Published 2020-01-24

Identifying biases in the news

The Schibsted newspaper Bergens Tidende is an insight-driven news organization. Their audience engagement team is using computer vision to give female readers more relevant content. From their experience, pairing high- and low-tech solutions is key to success.

The small and agile audience engagement team based on Norway’s southwestern coast delivers quantitative insights, data analysis and other solutions enabling editors to showcase journalism in new ways and helping journalists make smart choices in their work. To better serve their broad group of readers with relevant and engaging content, Bergens Tidende (BT) strives for more diversity in their news coverage. A key aspect of this effort is to make BT more relevant to women across various ages.

Insights from computer vision

In an effort to get more female readers and subscribers, BT is using computer vision to better understand who they are telling stories about, and specifically, what people the imagery on their website depict. By estimating the age and gender of faces used in an article’s imagery, BT’s application of computer vision enables insights into how their news coverage relates to the demographics of their audience. Adrian Oesch, data scientist in the audience engagement team, has been leading the work.
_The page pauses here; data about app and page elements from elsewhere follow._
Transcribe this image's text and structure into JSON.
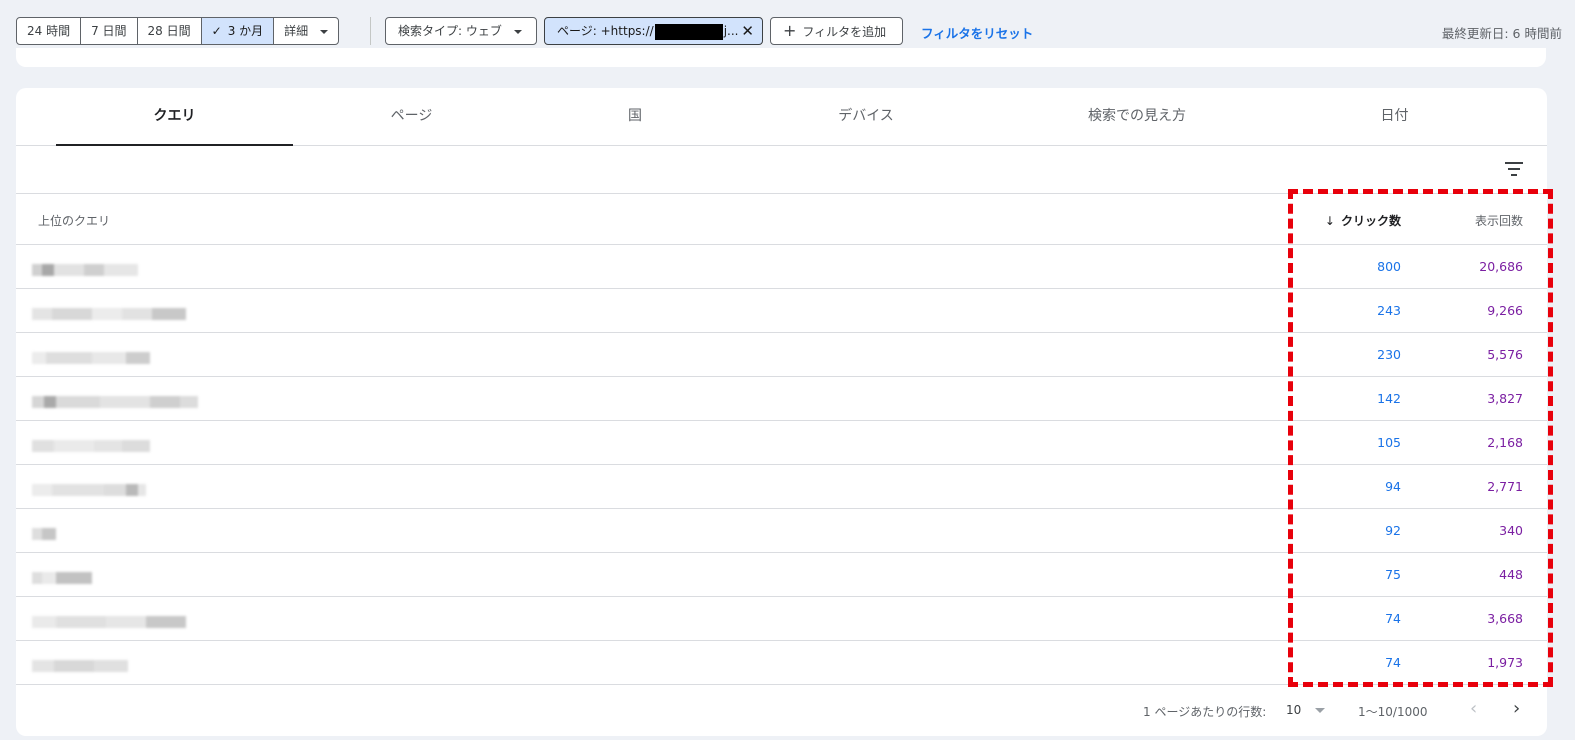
{
  "date_range": {
    "options": [
      "24 時間",
      "7 日間",
      "28 日間",
      "3 か月"
    ],
    "selected": "3 か月",
    "more_label": "詳細"
  },
  "filters": {
    "search_type": "検索タイプ: ウェブ",
    "page_prefix": "ページ: +https://",
    "page_suffix": "j...",
    "add_filter": "フィルタを追加",
    "reset_filters": "フィルタをリセット"
  },
  "last_updated": "最終更新日: 6 時間前",
  "tabs": [
    "クエリ",
    "ページ",
    "国",
    "デバイス",
    "検索での見え方",
    "日付"
  ],
  "active_tab": "クエリ",
  "table": {
    "headers": {
      "query": "上位のクエリ",
      "clicks": "クリック数",
      "impressions": "表示回数"
    },
    "rows": [
      {
        "clicks": "800",
        "impressions": "20,686"
      },
      {
        "clicks": "243",
        "impressions": "9,266"
      },
      {
        "clicks": "230",
        "impressions": "5,576"
      },
      {
        "clicks": "142",
        "impressions": "3,827"
      },
      {
        "clicks": "105",
        "impressions": "2,168"
      },
      {
        "clicks": "94",
        "impressions": "2,771"
      },
      {
        "clicks": "92",
        "impressions": "340"
      },
      {
        "clicks": "75",
        "impressions": "448"
      },
      {
        "clicks": "74",
        "impressions": "3,668"
      },
      {
        "clicks": "74",
        "impressions": "1,973"
      }
    ]
  },
  "pagination": {
    "rows_per_page_label": "1 ページあたりの行数:",
    "rows_per_page": "10",
    "range": "1〜10/1000"
  },
  "colors": {
    "clicks": "#1a73e8",
    "impressions": "#7b1fa2",
    "highlight": "#e8000b",
    "selected_chip": "#d2e3fc"
  }
}
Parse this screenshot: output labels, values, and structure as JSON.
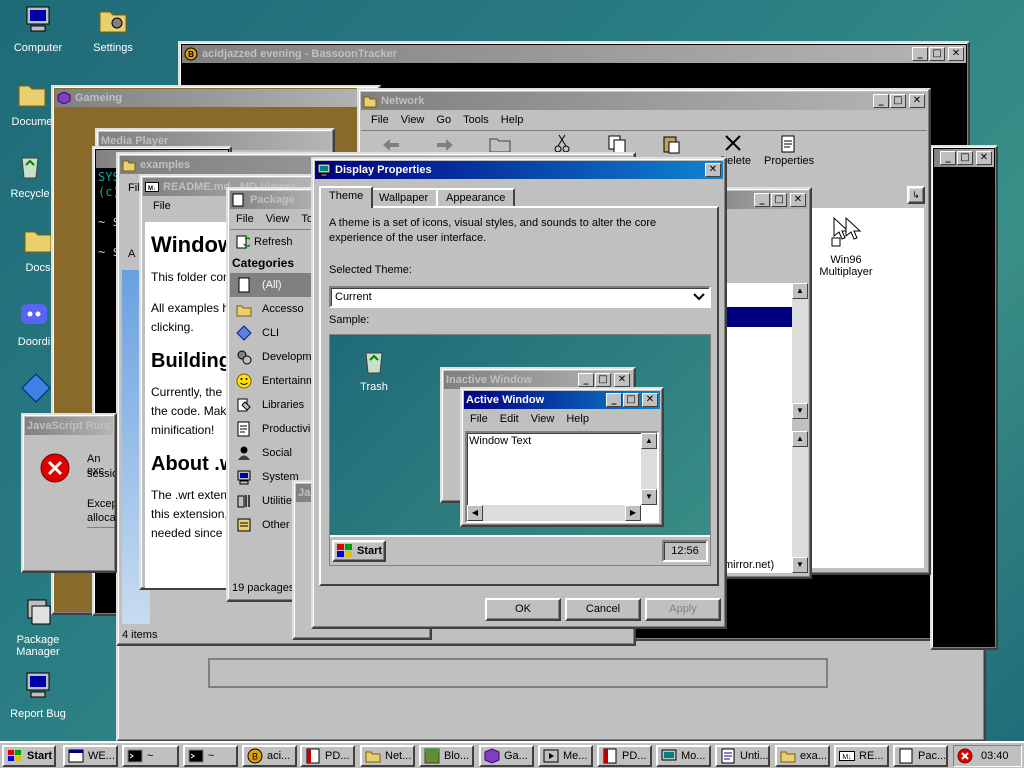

“In general, I think it’s super interesting to explore how technology can help improve our understanding of newsroom processes. In this particular case, we saw computer vision as a valuable method because it’s essentially automating a repetitive task we could have spent manual – human – resources on,” says Adrian Oesch.

And numbers show that the share of female readers increases as the share of images with females does. Coincidence? We think not.

Image recognition is not the only tool employed in order to shift towards more representative news coverage. BT has, for example, studied what topics/themes are most read by men or women, elderly versus younger, and locally versus nationally. These are just a few of the efforts made to diversify the content produced.

Young women give their input

Hanne Louise Åkernes, deputy news lead in BT, is running an effort called Project Silje together with political commentator Gerd Tjeldflåt. Project Silje could be seen as a more low-tech equivalent to the image recognition solution. Through creating a physical and digital arena for young women to meet and discuss news topics relevant to them, Åkernes and colleagues are extracting learnings about how to create editorial content that makes young women connect more with what is written in BT.

“At times I worry that media organisations forget to listen to what readers really care about. In order to attract a new generation of news readers, we need to open up for readers to tell us what kind of content they want to consume!” says Hanne Louise Åkernes.

Through an online survey, a Facebook-group and physical discussion events, Åkernes and her BT colleagues have so far given about 5,500 women aged 25-40 the opportunity to tell them what they are interested in learning about through the news.

“This new way of interacting with our readers gives us an opportunity to dig into topics that really matter to our target audiences. So far the content produced through this process has performed very well in terms of clicks and conversions,” Åkernes explains.

A hotbed for new solutions

The combination of quantitative and qualitative user insights, paired with an organization that loves testing new solutions make BT a hotbed for new journalistic solutions. To be able to work for more diverse representation in the media, BT is now exploring what other tools might provide journalists and editors with the opportunity to make more informed choices.